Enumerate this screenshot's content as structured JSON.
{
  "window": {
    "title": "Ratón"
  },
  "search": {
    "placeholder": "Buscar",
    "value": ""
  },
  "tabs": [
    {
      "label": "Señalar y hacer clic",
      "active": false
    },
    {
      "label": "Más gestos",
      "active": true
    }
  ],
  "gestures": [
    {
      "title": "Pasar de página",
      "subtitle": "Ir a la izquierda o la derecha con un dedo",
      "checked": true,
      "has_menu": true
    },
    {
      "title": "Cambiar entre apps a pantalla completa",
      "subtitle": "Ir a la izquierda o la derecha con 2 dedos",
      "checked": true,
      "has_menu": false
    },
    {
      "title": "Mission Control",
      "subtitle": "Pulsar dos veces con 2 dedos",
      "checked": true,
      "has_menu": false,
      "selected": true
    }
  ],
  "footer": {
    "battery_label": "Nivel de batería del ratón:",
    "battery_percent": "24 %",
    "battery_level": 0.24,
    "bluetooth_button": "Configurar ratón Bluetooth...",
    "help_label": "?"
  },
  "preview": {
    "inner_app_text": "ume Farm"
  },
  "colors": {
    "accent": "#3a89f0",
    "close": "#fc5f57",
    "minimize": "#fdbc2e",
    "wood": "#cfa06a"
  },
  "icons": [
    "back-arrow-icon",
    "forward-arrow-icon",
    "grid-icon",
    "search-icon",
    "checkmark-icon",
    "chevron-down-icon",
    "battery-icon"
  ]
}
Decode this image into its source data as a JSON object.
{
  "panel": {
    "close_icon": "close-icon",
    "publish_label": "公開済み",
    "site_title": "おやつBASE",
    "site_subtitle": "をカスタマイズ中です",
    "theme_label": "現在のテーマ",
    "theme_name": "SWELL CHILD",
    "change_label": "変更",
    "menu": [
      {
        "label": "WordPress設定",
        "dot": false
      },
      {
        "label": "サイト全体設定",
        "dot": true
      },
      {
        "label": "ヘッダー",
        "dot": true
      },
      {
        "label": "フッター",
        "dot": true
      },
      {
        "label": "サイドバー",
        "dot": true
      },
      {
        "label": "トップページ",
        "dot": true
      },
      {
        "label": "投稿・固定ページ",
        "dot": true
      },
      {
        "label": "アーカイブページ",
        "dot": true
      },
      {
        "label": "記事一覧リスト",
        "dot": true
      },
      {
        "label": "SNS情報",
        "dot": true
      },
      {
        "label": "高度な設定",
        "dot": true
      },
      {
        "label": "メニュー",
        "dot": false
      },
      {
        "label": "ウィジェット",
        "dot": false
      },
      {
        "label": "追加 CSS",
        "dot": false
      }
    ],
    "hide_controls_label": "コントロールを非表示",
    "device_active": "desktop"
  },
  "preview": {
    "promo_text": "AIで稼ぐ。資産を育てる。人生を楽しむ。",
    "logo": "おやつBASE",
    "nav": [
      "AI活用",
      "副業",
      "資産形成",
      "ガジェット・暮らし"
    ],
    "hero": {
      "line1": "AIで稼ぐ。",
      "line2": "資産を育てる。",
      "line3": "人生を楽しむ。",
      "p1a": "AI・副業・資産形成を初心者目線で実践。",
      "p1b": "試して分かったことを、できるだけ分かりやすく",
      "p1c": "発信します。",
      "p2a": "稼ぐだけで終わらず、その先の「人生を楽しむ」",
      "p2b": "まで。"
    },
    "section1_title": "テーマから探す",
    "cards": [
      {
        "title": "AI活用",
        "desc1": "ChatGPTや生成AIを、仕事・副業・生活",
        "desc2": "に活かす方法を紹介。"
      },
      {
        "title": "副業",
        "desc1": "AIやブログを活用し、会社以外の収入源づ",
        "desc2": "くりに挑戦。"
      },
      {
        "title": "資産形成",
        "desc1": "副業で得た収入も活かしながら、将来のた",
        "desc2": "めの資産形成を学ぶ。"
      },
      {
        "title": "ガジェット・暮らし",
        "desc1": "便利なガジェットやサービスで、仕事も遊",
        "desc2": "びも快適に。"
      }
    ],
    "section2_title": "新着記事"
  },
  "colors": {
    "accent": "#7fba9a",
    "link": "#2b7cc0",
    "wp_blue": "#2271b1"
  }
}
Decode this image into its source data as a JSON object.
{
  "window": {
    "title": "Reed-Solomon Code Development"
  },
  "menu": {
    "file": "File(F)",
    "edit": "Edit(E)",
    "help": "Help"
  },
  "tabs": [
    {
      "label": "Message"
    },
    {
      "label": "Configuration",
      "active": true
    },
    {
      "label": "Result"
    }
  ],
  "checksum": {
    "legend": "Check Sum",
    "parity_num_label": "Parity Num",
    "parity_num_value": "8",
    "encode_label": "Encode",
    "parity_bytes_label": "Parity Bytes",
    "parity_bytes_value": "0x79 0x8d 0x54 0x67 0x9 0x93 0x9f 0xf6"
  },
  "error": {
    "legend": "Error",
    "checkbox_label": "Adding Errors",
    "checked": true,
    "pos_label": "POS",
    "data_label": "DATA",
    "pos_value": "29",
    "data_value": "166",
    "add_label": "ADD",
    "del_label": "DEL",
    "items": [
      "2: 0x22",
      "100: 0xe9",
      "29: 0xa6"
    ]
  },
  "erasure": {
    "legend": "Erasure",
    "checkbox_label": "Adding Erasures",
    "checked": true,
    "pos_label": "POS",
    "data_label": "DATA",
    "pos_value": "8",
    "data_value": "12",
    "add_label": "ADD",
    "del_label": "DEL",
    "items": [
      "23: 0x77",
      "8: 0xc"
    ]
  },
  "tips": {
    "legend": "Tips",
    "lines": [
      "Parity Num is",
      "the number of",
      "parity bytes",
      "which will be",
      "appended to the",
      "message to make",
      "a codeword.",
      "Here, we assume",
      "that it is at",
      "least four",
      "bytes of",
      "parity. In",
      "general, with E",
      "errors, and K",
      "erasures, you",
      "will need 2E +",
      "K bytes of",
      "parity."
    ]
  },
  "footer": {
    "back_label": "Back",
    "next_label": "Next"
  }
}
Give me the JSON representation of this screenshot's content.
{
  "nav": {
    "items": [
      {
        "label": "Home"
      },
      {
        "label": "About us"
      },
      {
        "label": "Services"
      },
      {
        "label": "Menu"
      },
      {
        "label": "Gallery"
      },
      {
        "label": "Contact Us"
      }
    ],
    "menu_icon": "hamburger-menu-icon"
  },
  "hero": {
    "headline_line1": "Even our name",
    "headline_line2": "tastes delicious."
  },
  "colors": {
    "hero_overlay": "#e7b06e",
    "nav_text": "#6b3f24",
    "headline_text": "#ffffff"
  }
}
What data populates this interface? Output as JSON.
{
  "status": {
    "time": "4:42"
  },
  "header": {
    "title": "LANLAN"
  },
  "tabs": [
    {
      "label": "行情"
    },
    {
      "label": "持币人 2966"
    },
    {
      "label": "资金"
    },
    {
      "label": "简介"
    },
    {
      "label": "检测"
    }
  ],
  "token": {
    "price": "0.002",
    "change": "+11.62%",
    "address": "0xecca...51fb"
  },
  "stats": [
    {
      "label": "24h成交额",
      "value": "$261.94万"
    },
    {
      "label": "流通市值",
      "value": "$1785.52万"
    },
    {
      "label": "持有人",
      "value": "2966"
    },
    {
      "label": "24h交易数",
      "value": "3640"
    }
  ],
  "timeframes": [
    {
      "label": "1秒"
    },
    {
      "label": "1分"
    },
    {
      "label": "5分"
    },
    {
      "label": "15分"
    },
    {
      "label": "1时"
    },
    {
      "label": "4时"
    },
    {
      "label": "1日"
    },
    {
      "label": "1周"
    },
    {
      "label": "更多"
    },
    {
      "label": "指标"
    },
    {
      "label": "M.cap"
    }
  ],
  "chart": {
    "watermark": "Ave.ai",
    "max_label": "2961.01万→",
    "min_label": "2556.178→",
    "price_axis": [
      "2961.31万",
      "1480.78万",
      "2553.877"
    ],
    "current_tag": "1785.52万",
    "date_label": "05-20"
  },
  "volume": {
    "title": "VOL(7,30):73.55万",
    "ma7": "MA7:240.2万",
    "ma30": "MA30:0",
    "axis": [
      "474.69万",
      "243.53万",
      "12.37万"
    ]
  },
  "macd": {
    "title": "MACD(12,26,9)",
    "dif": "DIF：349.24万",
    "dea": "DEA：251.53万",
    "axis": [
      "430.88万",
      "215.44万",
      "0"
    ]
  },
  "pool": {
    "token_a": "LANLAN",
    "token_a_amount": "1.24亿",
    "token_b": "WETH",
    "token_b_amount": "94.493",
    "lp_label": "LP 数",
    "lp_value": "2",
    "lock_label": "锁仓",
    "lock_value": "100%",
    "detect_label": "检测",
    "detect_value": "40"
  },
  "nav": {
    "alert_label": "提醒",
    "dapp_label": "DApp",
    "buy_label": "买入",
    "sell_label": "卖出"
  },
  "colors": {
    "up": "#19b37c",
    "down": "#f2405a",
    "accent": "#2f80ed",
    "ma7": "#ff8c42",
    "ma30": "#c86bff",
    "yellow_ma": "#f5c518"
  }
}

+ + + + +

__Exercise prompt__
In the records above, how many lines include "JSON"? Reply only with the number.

__Task response__
5